 Lucy Noakes, ‘“War on the Web”. The BBC’s “People’s War” website and memories of fear in wartime in 21st-century Britain’, in Lucy Noakes & Juliette Pattinson (eds), British Cultural Memory and the Second World War, London: Bloomsbury, 2013, pp.61-2.
 Lucy Noakes and Juliette Pattinson, ‘Introduction “Keep Calm and Carry On”: The Cultural Memory of the Second World War in Britain’ in Lucy Noakes & Juliette Pattinson (eds), British Cultural Memory and the Second World War, London: Bloomsbury, 2013, 20-41, pp.21-2.
 Russian Arctic Convoy Museum, ‘Convoys Remembered’ (webpage), https://racmp.co.uk/history-learning/convoys-remembered/[accessed 18/01/2023].
 Russian Arctic Convoy Museum, ‘Michael Francis’ (webpage), https://racmp.co.uk/veterans/michael-francis/
 https://racmp.co.uk/veterans/donald-griffiths/ [accessed 18/01/2023].
 Penny Summerfield ‘The generation of memory: Gender and the popular memory of the Second World War in Britain’ in Lucy Noakes & Juliette Pattinson (eds), British Cultural Memory and the Second World War, London: Bloomsbury, 2013, 41-59, p.46.
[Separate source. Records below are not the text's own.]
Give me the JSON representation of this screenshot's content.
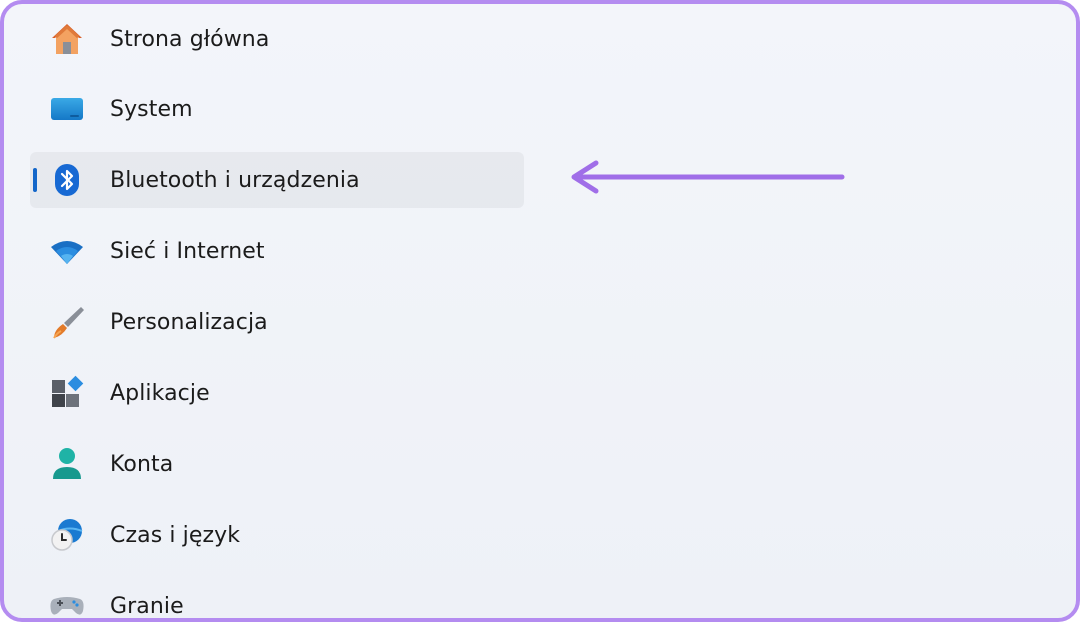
{
  "nav": {
    "items": [
      {
        "label": "Strona główna",
        "icon": "home-icon"
      },
      {
        "label": "System",
        "icon": "monitor-icon"
      },
      {
        "label": "Bluetooth i urządzenia",
        "icon": "bluetooth-icon",
        "selected": true
      },
      {
        "label": "Sieć i Internet",
        "icon": "wifi-icon"
      },
      {
        "label": "Personalizacja",
        "icon": "paintbrush-icon"
      },
      {
        "label": "Aplikacje",
        "icon": "apps-icon"
      },
      {
        "label": "Konta",
        "icon": "person-icon"
      },
      {
        "label": "Czas i język",
        "icon": "clock-globe-icon"
      },
      {
        "label": "Granie",
        "icon": "gamepad-icon"
      }
    ]
  },
  "colors": {
    "accent": "#1366c9",
    "annotation_arrow": "#a06ee8",
    "frame_border": "#b48cf0"
  }
}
 See, for example: Russian Arctic Convoy Museum, ‘John Jack Shirley’ (webpage), https://racmp.co.uk/veterans/john-jack-shirley/[accessed 18/01/2023]; Russian Arctic Convoy Museum, ‘Robert Hendry’ (webpage), https://racmp.co.uk/veterans/robert-hendry/[accessed 18/01/2023].
 International Bomber Command Centre Digital Archive, ‘Interview with the family of John Edward Ayres’ (webpage), https://ibccdigitalarchive.lincoln.ac.uk/omeka/collections/document/3334 [accessed 18/01/2023].
 James Greenhalgh, ‘The long shadow of the air war: composure, memory and the renegotiation of self in the oral testimonies of Bomber Command veterans since 2015’, Contemporary British History, 35:4, (2021), 477-514.
 International Bomber Command Centre, ‘Interview with the family of John Edward Ayres’.
 Women’s Land Army and Timber Corps, ‘WW2 Land Girl Register’ (webpage), https://www.womenslandarmy.co.uk/ww2-land-girl-register/ [accessed 18/01/2023].
 See, for example: Summerfield ‘The generation of memory’; Virginia Nicholson, Millions Like Us. Women’s Lives During the Second World War, London: Penguin, 2012.
 Women’s Land Army and Timber Corps, ‘Barbara Chapman (nee Harris)’ (webpage), https://www.womenslandarmy.co.uk/barbara-chapman-nee-harris/ [accessed 18/01/2023]
 See, for example, Dorothy Sheridan, ‘Ambivalent Memories: Women and the 1939-45 War in Britain’, Oral History, vol. 18, no. 1, 1990, pp. 32–40, p.32; Penny Summerfield, Reconstructing Women’s Wartime Lives: Discourse and Subjectivity in Oral Histories of the Second World War, Manchester: Manchester University Press, 1998.
 Wendy Ugolini suggests that ‘home front’ focussed memories have foregrounded whiteness and Britishness: Wendy Ugolini, ‘“When are you going back?” Memory, ethnicity and the British Home Front’ in n Lucy Noakes & Juliette Pattinson (eds), British Cultural Memory and the Second World War, London: Bloomsbury, 2013
 African Stories in Hull and East Yorkshire, ‘RAF Recruits in WW2’ (webpage), https://www.africansinyorkshireproject.com/raf-ww2-recruits.html [accessed 18/01/2023].
 Summerfield, ‘The generation of memory’.